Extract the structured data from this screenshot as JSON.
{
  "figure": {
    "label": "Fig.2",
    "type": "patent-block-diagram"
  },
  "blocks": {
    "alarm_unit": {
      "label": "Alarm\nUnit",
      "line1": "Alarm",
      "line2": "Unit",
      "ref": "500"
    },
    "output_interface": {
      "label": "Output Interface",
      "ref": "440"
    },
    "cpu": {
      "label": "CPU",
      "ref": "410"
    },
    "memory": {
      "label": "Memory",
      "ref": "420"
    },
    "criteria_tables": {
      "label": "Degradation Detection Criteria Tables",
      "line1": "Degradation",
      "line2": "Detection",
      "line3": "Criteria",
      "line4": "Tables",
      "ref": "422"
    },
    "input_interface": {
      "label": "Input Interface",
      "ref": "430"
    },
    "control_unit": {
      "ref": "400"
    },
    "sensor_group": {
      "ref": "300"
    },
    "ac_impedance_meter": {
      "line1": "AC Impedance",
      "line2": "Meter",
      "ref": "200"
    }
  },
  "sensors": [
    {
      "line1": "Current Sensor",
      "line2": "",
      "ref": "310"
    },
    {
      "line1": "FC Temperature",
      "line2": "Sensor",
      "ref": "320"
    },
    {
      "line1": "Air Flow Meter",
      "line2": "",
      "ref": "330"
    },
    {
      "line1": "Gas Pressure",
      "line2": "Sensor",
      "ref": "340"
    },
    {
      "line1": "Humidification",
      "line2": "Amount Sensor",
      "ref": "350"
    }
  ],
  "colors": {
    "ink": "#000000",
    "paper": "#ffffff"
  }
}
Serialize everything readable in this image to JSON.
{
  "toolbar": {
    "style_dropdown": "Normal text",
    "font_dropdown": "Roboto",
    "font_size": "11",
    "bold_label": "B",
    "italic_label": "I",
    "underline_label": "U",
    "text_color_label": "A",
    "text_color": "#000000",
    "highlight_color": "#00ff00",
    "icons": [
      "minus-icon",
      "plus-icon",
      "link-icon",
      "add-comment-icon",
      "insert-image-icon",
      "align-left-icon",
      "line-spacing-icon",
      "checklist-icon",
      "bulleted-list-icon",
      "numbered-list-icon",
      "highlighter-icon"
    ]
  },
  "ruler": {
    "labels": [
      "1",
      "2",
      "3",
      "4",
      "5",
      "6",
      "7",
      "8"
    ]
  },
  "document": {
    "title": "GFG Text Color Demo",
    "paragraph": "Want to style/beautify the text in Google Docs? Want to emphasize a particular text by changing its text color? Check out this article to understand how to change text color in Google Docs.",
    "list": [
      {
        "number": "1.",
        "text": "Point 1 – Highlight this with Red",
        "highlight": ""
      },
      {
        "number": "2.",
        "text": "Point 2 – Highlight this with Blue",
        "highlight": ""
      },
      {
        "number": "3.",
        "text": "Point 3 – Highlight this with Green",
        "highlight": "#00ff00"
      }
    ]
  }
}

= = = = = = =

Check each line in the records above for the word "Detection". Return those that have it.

      "label": "Degradation Detection Criteria Tables",
      "line2": "Detection",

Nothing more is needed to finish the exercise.